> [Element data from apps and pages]
━━━━━━━━

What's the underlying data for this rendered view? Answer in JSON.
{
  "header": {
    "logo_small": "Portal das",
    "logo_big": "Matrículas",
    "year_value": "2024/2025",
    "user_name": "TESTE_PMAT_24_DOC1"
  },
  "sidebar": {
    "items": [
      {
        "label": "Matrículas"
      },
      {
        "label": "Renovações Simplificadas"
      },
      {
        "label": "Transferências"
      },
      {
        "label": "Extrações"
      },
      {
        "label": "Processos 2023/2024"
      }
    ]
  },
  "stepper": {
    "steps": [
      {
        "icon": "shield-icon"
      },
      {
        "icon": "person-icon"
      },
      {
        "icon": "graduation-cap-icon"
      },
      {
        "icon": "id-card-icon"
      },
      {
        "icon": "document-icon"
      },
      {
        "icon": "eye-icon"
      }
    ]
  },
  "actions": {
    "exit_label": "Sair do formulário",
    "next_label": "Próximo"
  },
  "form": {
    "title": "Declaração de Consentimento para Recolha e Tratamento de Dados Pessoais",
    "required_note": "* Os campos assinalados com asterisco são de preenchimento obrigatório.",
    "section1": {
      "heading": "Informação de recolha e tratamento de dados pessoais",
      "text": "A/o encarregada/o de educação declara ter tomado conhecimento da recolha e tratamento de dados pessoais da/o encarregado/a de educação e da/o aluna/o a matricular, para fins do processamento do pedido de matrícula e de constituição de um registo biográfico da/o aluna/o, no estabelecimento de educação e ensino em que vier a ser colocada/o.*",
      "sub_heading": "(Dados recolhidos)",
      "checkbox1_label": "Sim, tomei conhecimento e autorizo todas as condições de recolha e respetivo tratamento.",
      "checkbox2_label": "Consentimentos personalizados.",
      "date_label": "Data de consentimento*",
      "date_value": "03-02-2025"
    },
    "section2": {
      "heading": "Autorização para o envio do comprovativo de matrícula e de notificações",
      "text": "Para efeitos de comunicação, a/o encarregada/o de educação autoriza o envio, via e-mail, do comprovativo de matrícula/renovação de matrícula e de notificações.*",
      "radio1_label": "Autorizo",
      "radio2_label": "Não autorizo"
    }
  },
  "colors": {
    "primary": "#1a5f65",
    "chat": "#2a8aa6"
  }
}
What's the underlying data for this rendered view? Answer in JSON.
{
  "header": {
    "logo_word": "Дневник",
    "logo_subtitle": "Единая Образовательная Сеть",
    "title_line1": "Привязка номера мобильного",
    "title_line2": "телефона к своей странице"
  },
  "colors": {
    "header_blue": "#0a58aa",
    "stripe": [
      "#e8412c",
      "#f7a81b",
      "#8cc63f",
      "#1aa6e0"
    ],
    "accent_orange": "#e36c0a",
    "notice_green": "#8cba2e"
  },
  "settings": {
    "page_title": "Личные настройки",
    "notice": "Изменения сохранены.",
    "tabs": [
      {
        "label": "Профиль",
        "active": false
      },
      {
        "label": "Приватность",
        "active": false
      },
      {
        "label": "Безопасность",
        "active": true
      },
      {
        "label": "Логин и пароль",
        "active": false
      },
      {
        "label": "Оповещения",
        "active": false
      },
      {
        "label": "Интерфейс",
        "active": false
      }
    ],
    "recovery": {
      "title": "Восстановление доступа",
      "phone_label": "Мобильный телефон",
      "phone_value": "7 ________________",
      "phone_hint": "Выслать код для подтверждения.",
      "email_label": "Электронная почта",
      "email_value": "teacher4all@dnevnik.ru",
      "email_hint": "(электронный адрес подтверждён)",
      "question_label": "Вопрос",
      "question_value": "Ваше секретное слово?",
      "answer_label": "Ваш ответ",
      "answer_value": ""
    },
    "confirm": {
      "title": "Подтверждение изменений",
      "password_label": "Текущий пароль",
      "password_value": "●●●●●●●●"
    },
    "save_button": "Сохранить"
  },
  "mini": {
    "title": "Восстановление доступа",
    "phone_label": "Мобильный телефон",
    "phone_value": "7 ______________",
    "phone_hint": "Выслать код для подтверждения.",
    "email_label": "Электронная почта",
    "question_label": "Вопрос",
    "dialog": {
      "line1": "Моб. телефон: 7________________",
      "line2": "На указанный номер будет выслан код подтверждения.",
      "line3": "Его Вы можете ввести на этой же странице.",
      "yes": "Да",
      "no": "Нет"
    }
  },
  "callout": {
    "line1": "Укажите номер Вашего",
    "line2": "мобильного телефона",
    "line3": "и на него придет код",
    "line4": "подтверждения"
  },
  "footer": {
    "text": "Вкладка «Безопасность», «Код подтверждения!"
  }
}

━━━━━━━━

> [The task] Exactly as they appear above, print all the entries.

> [Task output]
What's the underlying data for this rendered view? Answer in JSON.
{
  "header": {
    "logo_small": "Portal das",
    "logo_big": "Matrículas",
    "year_value": "2024/2025",
    "user_name": "TESTE_PMAT_24_DOC1"
  },
  "sidebar": {
    "items": [
      {
        "label": "Matrículas"
      },
      {
        "label": "Renovações Simplificadas"
      },
      {
        "label": "Transferências"
      },
      {
        "label": "Extrações"
      },
      {
        "label": "Processos 2023/2024"
      }
    ]
  },
  "stepper": {
    "steps": [
      {
        "icon": "shield-icon"
      },
      {
        "icon": "person-icon"
      },
      {
        "icon": "graduation-cap-icon"
      },
      {
        "icon": "id-card-icon"
      },
      {
        "icon": "document-icon"
      },
      {
        "icon": "eye-icon"
      }
    ]
  },
  "actions": {
    "exit_label": "Sair do formulário",
    "next_label": "Próximo"
  },
  "form": {
    "title": "Declaração de Consentimento para Recolha e Tratamento de Dados Pessoais",
    "required_note": "* Os campos assinalados com asterisco são de preenchimento obrigatório.",
    "section1": {
      "heading": "Informação de recolha e tratamento de dados pessoais",
      "text": "A/o encarregada/o de educação declara ter tomado conhecimento da recolha e tratamento de dados pessoais da/o encarregado/a de educação e da/o aluna/o a matricular, para fins do processamento do pedido de matrícula e de constituição de um registo biográfico da/o aluna/o, no estabelecimento de educação e ensino em que vier a ser colocada/o.*",
      "sub_heading": "(Dados recolhidos)",
      "checkbox1_label": "Sim, tomei conhecimento e autorizo todas as condições de recolha e respetivo tratamento.",
      "checkbox2_label": "Consentimentos personalizados.",
      "date_label": "Data de consentimento*",
      "date_value": "03-02-2025"
    },
    "section2": {
      "heading": "Autorização para o envio do comprovativo de matrícula e de notificações",
      "text": "Para efeitos de comunicação, a/o encarregada/o de educação autoriza o envio, via e-mail, do comprovativo de matrícula/renovação de matrícula e de notificações.*",
      "radio1_label": "Autorizo",
      "radio2_label": "Não autorizo"
    }
  },
  "colors": {
    "primary": "#1a5f65",
    "chat": "#2a8aa6"
  }
}
What's the underlying data for this rendered view? Answer in JSON.
{
  "header": {
    "logo_word": "Дневник",
    "logo_subtitle": "Единая Образовательная Сеть",
    "title_line1": "Привязка номера мобильного",
    "title_line2": "телефона к своей странице"
  },
  "colors": {
    "header_blue": "#0a58aa",
    "stripe": [
      "#e8412c",
      "#f7a81b",
      "#8cc63f",
      "#1aa6e0"
    ],
    "accent_orange": "#e36c0a",
    "notice_green": "#8cba2e"
  },
  "settings": {
    "page_title": "Личные настройки",
    "notice": "Изменения сохранены.",
    "tabs": [
      {
        "label": "Профиль",
        "active": false
      },
      {
        "label": "Приватность",
        "active": false
      },
      {
        "label": "Безопасность",
        "active": true
      },
      {
        "label": "Логин и пароль",
        "active": false
      },
      {
        "label": "Оповещения",
        "active": false
      },
      {
        "label": "Интерфейс",
        "active": false
      }
    ],
    "recovery": {
      "title": "Восстановление доступа",
      "phone_label": "Мобильный телефон",
      "phone_value": "7 ________________",
      "phone_hint": "Выслать код для подтверждения.",
      "email_label": "Электронная почта",
      "email_value": "teacher4all@dnevnik.ru",
      "email_hint": "(электронный адрес подтверждён)",
      "question_label": "Вопрос",
      "question_value": "Ваше секретное слово?",
      "answer_label": "Ваш ответ",
      "answer_value": ""
    },
    "confirm": {
      "title": "Подтверждение изменений",
      "password_label": "Текущий пароль",
      "password_value": "●●●●●●●●"
    },
    "save_button": "Сохранить"
  },
  "mini": {
    "title": "Восстановление доступа",
    "phone_label": "Мобильный телефон",
    "phone_value": "7 ______________",
    "phone_hint": "Выслать код для подтверждения.",
    "email_label": "Электронная почта",
    "question_label": "Вопрос",
    "dialog": {
      "line1": "Моб. телефон: 7________________",
      "line2": "На указанный номер будет выслан код подтверждения.",
      "line3": "Его Вы можете ввести на этой же странице.",
      "yes": "Да",
      "no": "Нет"
    }
  },
  "callout": {
    "line1": "Укажите номер Вашего",
    "line2": "мобильного телефона",
    "line3": "и на него придет код",
    "line4": "подтверждения"
  },
  "footer": {
    "text": "Вкладка «Безопасность», «Код подтверждения!"
  }
}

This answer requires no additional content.